» READ MORE: The Roosevelt Boulevard subway and the need for ambitious public transit leadership | Editorial

SEPTA officials have pushed back on these criticisms in the past, citing the agency’s roughly $900 million trolley modernization program as an example of investing in Philadelphia. Yet trolley modernization isn’t something new; it is a long overdue update to an existing service. Philadelphia will certainly benefit from new, accessible trolleys, but they should have been here years ago.

Sadly, deferred maintenance on city transit infrastructure is routine. While riders at suburban stations enjoy such premium amenities as heat lamps, city residents make do without. Neither of the city’s heavy rail systems is fully compliant with the 33-year-old Americans with Disabilities Act, either.

Far from making the El and Broad Street Line stations as comfortable as possible, SEPTA has allowed them to slip into a state of disrepair. Old City residents have complained that the Second Street station has become a somewhat permanent encampment for people experiencing homelessness. South Philadelphians have cited the Snyder Avenue station as increasingly hazardous. Yet while SEPTA cuts ribbons in the suburbs, insufficient action has been taken to resolve transit issues in the heart of the city.

This lack of balance isn’t just unfair to Philadelphians, it is also a foolish way to invest limited transit dollars. No matter how luxurious or extensive you make public transportation in the suburbs, these areas offer significantly less potential ridership than the city. Not only that, local opposition to public transit in the suburbs often causes less effective, more expensive routing.

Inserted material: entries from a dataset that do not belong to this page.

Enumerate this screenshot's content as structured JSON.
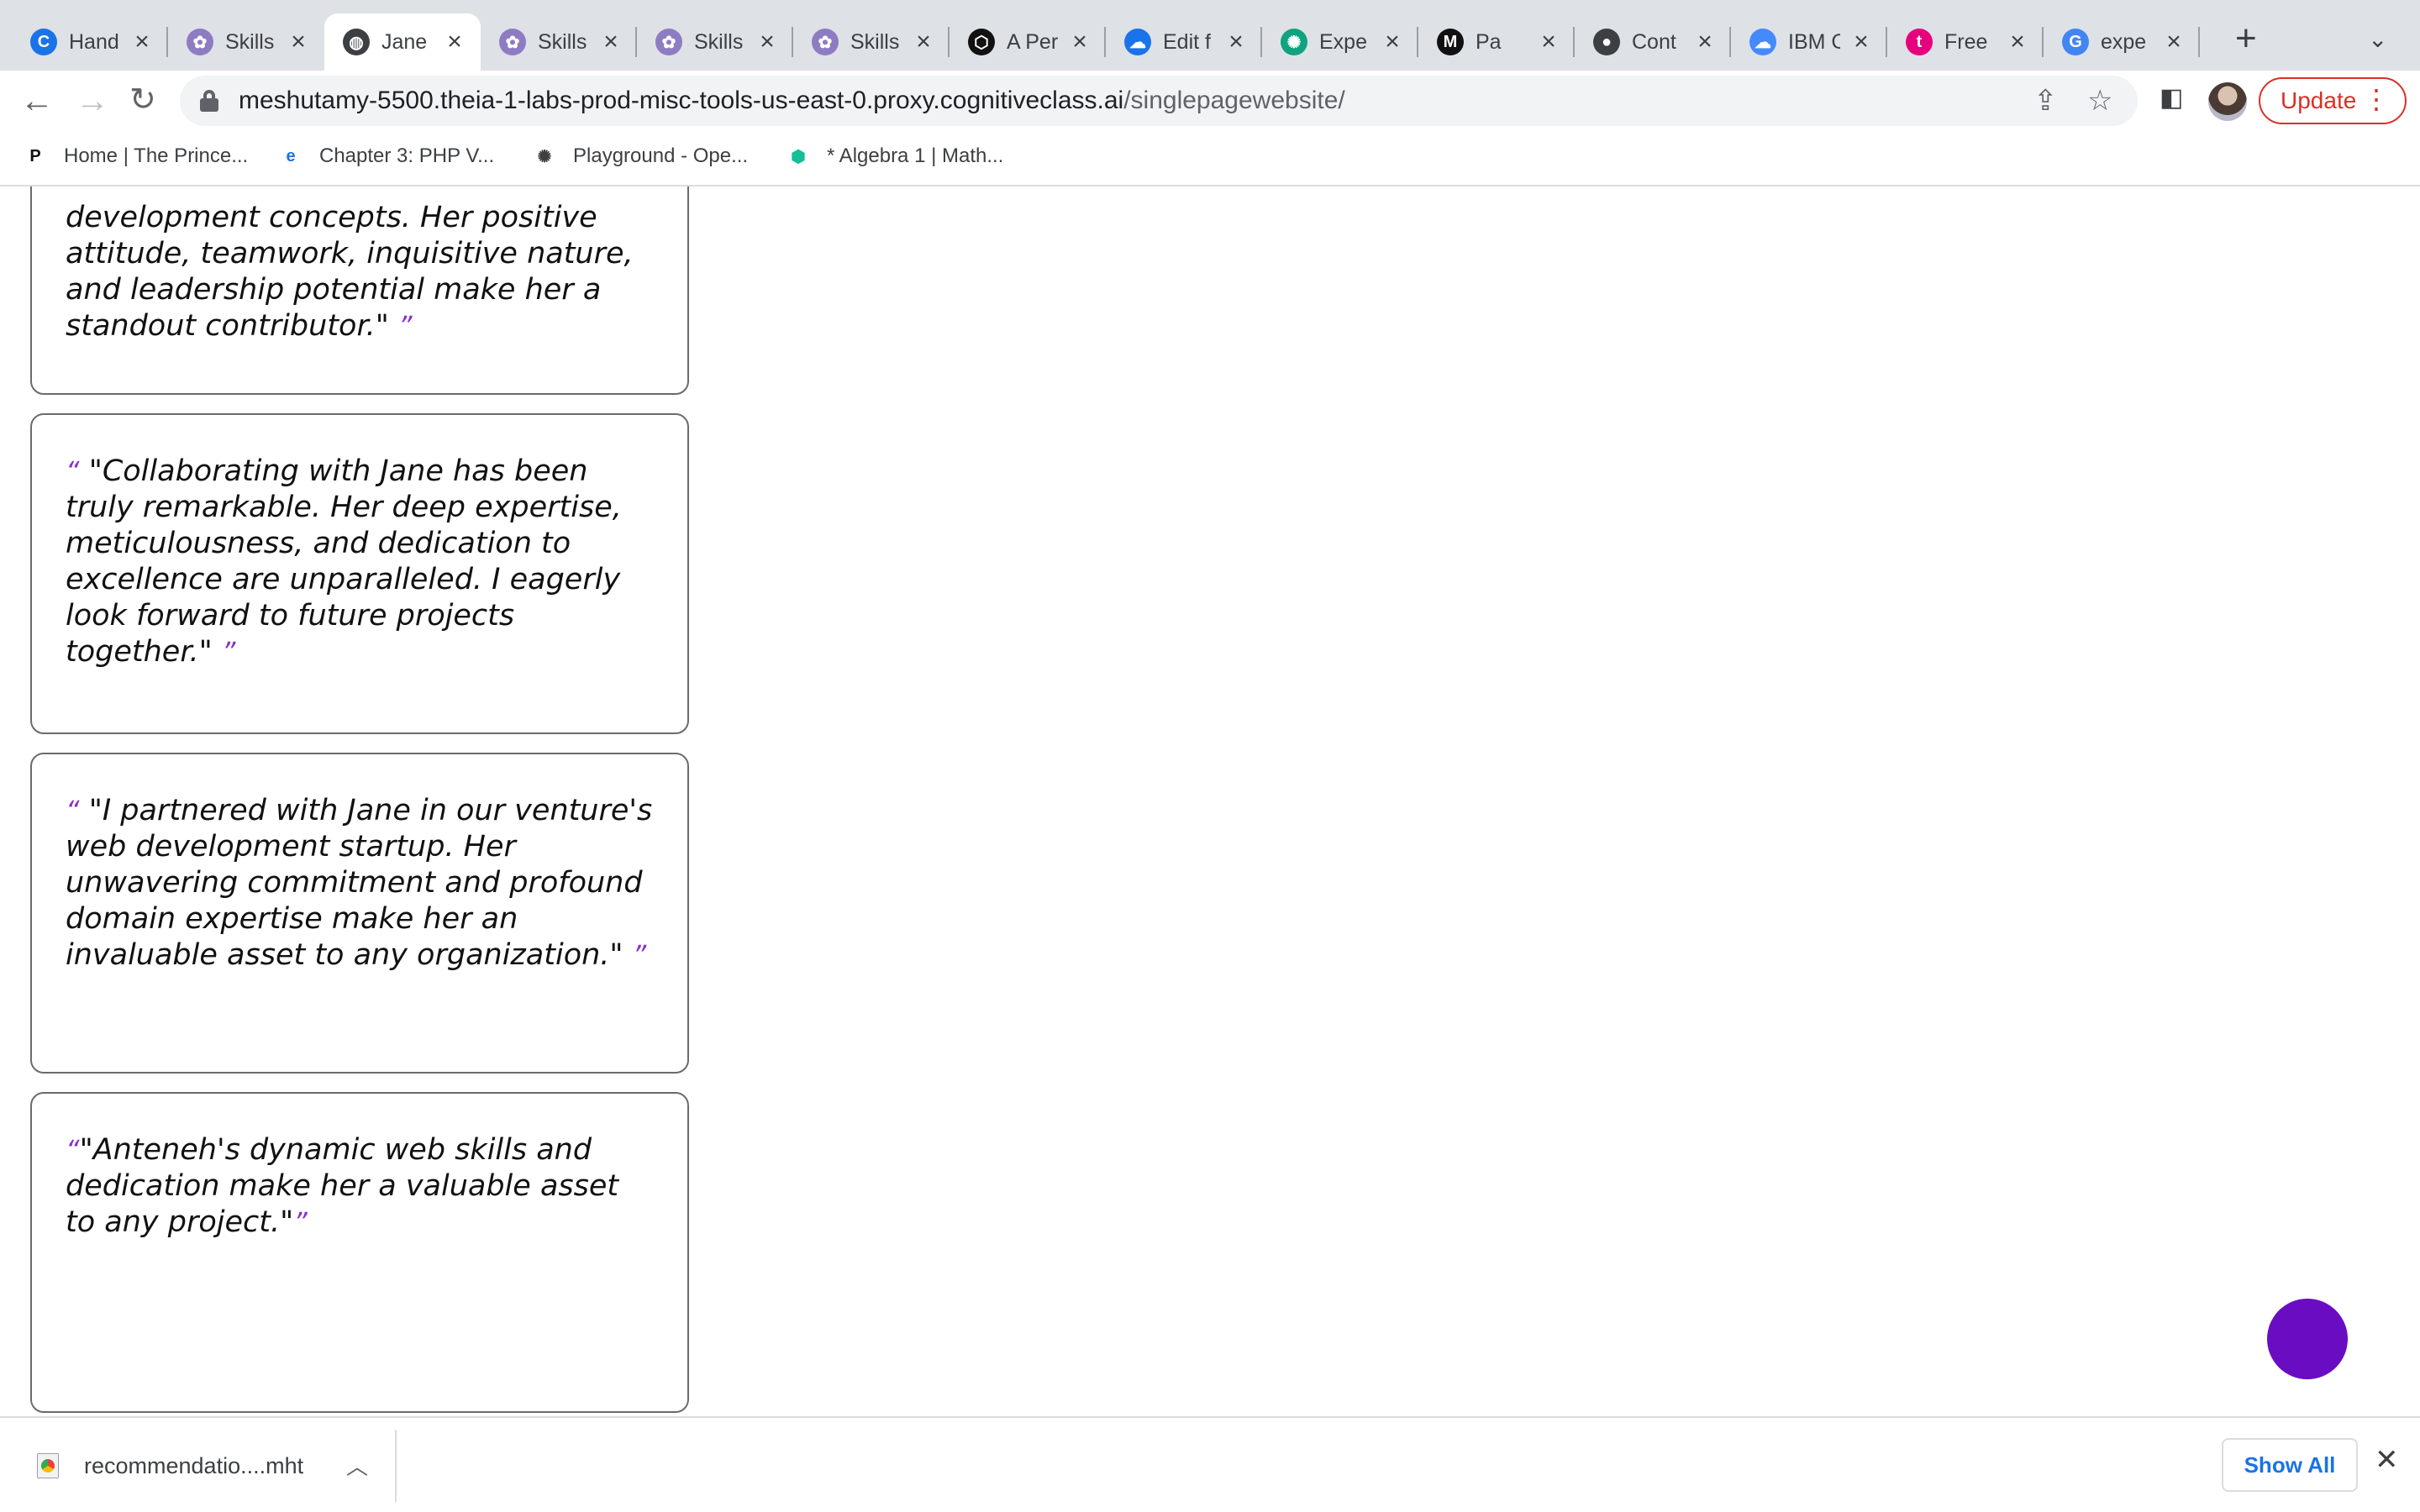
{
  "browser": {
    "tabs": [
      {
        "title": "Hand",
        "favicon": "c-logo-icon",
        "color": "#1a73e8",
        "glyph": "C"
      },
      {
        "title": "Skills",
        "favicon": "skills-network-icon",
        "color": "#8e7cc3",
        "glyph": "✿"
      },
      {
        "title": "Jane",
        "favicon": "globe-icon",
        "color": "#3c4043",
        "glyph": "◍",
        "active": true
      },
      {
        "title": "Skills",
        "favicon": "skills-network-icon",
        "color": "#8e7cc3",
        "glyph": "✿"
      },
      {
        "title": "Skills",
        "favicon": "skills-network-icon",
        "color": "#8e7cc3",
        "glyph": "✿"
      },
      {
        "title": "Skills",
        "favicon": "skills-network-icon",
        "color": "#8e7cc3",
        "glyph": "✿"
      },
      {
        "title": "A Per",
        "favicon": "codepen-icon",
        "color": "#111111",
        "glyph": "⬡"
      },
      {
        "title": "Edit f",
        "favicon": "cloud-icon",
        "color": "#1a73e8",
        "glyph": "☁"
      },
      {
        "title": "Expe",
        "favicon": "openai-icon",
        "color": "#10a37f",
        "glyph": "✺"
      },
      {
        "title": "Pa",
        "favicon": "medium-icon",
        "color": "#111111",
        "glyph": "M"
      },
      {
        "title": "Cont",
        "favicon": "github-icon",
        "color": "#3c4043",
        "glyph": "●"
      },
      {
        "title": "IBM C",
        "favicon": "ibm-cloud-icon",
        "color": "#4589ff",
        "glyph": "☁"
      },
      {
        "title": "Free",
        "favicon": "tutor-icon",
        "color": "#e6007e",
        "glyph": "t"
      },
      {
        "title": "expe",
        "favicon": "google-icon",
        "color": "#4285f4",
        "glyph": "G"
      }
    ],
    "url_host": "meshutamy-5500.theia-1-labs-prod-misc-tools-us-east-0.proxy.cognitiveclass.ai",
    "url_path": "/singlepagewebsite/",
    "update_label": "Update",
    "bookmarks": [
      {
        "label": "Home | The Prince...",
        "icon": "princeton-review-icon",
        "glyph": "P",
        "color": "#111111"
      },
      {
        "label": "Chapter 3: PHP V...",
        "icon": "edge-like-icon",
        "glyph": "e",
        "color": "#1a73e8"
      },
      {
        "label": "Playground - Ope...",
        "icon": "openai-icon",
        "glyph": "✺",
        "color": "#3c4043"
      },
      {
        "label": "* Algebra 1 | Math...",
        "icon": "khan-academy-icon",
        "glyph": "⬢",
        "color": "#14bf96"
      }
    ]
  },
  "testimonials": [
    {
      "text": "development concepts. Her positive attitude, teamwork, inquisitive nature, and leadership potential make her a standout contributor.\"",
      "open_quote": "",
      "close_quote": "”"
    },
    {
      "text": "\"Collaborating with Jane has been truly remarkable. Her deep expertise, meticulousness, and dedication to excellence are unparalleled. I eagerly look forward to future projects together.\"",
      "open_quote": "“",
      "close_quote": "”"
    },
    {
      "text": "\"I partnered with Jane in our venture's web development startup. Her unwavering commitment and profound domain expertise make her an invaluable asset to any organization.\"",
      "open_quote": "“",
      "close_quote": "”"
    },
    {
      "text": "\"Anteneh's dynamic web skills and dedication make her a valuable asset to any project.\"",
      "open_quote": "“",
      "close_quote": "”"
    }
  ],
  "downloads": {
    "file_name": "recommendatio....mht",
    "show_all_label": "Show All"
  }
}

The last time Philadelphia seriously considered building the Boulevard subway extension, it was dubbed an expensive “Cadillac project.” City officials were encouraged to settle for Bus Rapid Transit, a more affordable option. Does it really make sense to deliver luxury service to King of Prussia instead?